advisers of Elizabeth herself
who said the culprits must be caught and charged.
Investigations led the way to Kyd
whose residence was searched and items found.
Arrested and interrogated on the rack,
a torture instrument not legal now,
Kyd soon confessed and blamed his lodger Marlowe
who had taken refuge at the home
of Thomas Walsingham the spymaster.
Witnesses appeared denouncing Kit
for atheism and catholicism
and sexual relationships with men.
One report told of a gathering
at Walter Ralegh's house where Marlowe had
delivered to a riotous assembly
what was called the Atheism Speech.
It reads a little like a stand-up comic's turn.
'The first beginning of religion is,'
said Marlowe, 'only to keep men in awe,'
which was commensurate with Marx's view
that all religion was an opiate.
Marlowe joked religion would be more
attractive if the sacraments could be
administered through a tobacco pipe.
He said that Jesus' relationship
with John was as a bedfellow - why else
would he have called him 'the beloved one'
and that his mother Mary wasn't quite
the honourable virgin Christians claimed.
He said that Moses had misled the Jews
when he had made them travel forty years
through the Arabian peninsula
when they could very easily have marched
from Egypt round to Palestine in a year,
even going slowly for the old,
and with a break to fetch the tablets of
the Ten Commandments from Mount Sinai.
He pointed out the Biblical mistake
that Adam lived six thousand years ago
when even ordinary folk in India
believed the human race with all its faults
to be at least sixteen thousand years old.
'Moses,' Marlowe said, 'was just a juggler
and his friend Sir Walter Ralegh had
a manservant who could do better tricks.
He said if there were any good religion
it was with the papists as they worshipped
with such ceremony, organs, choirs
and shaven crowns and that all Protestants
were asses, idiots and hypocrites.
'In any case,' he said to laughter, 'those

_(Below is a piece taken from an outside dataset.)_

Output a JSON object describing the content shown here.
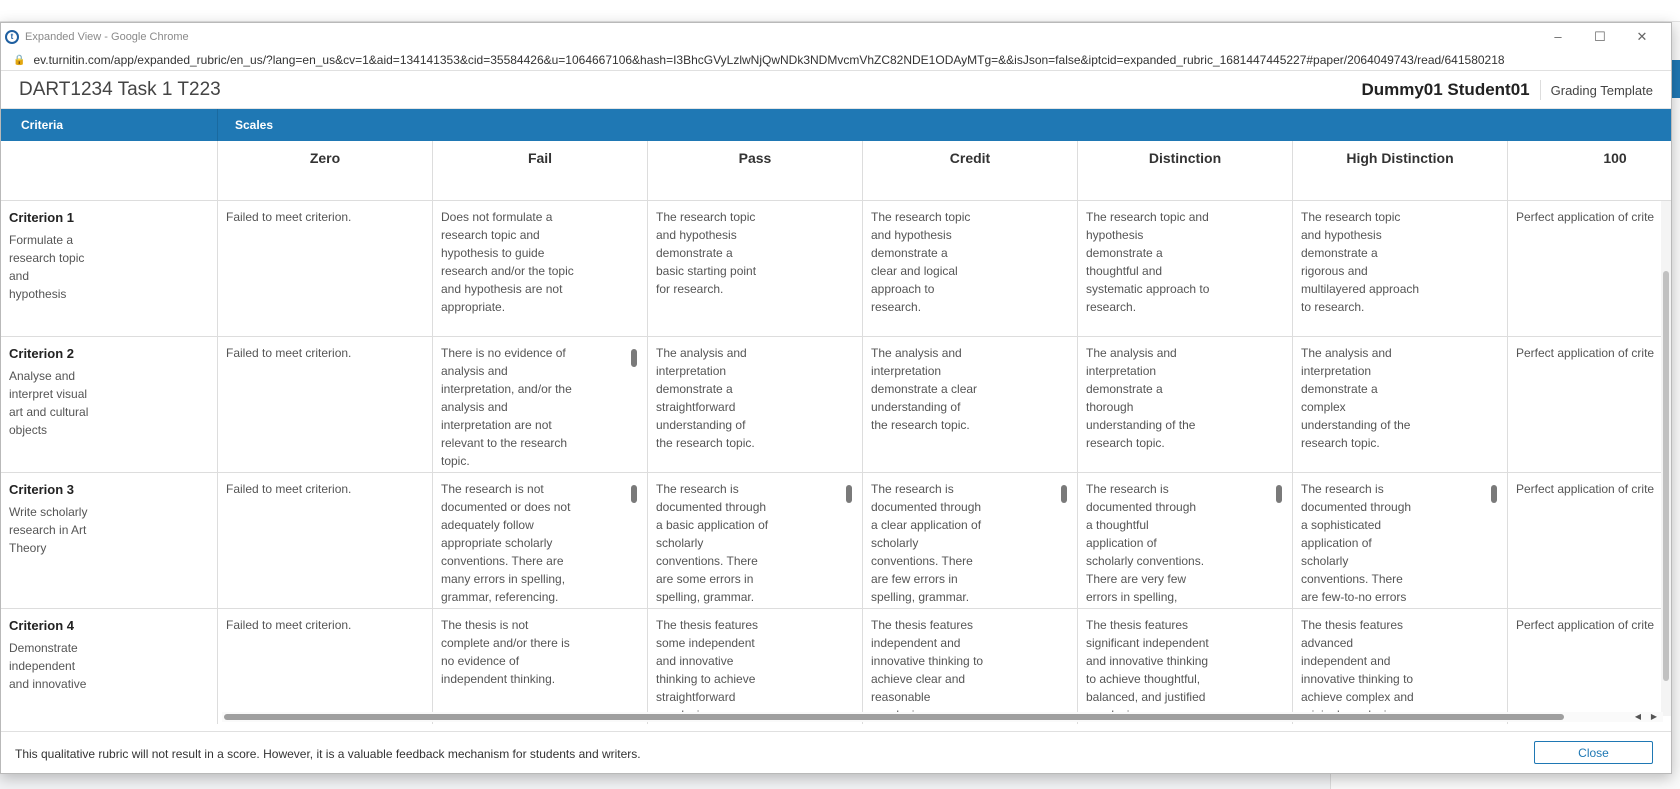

that love not boys and baccy are but fools!'
Outrageous was the verdict on this act.
The puritans refused to see the funny side.
The man must answer for his blasphemy....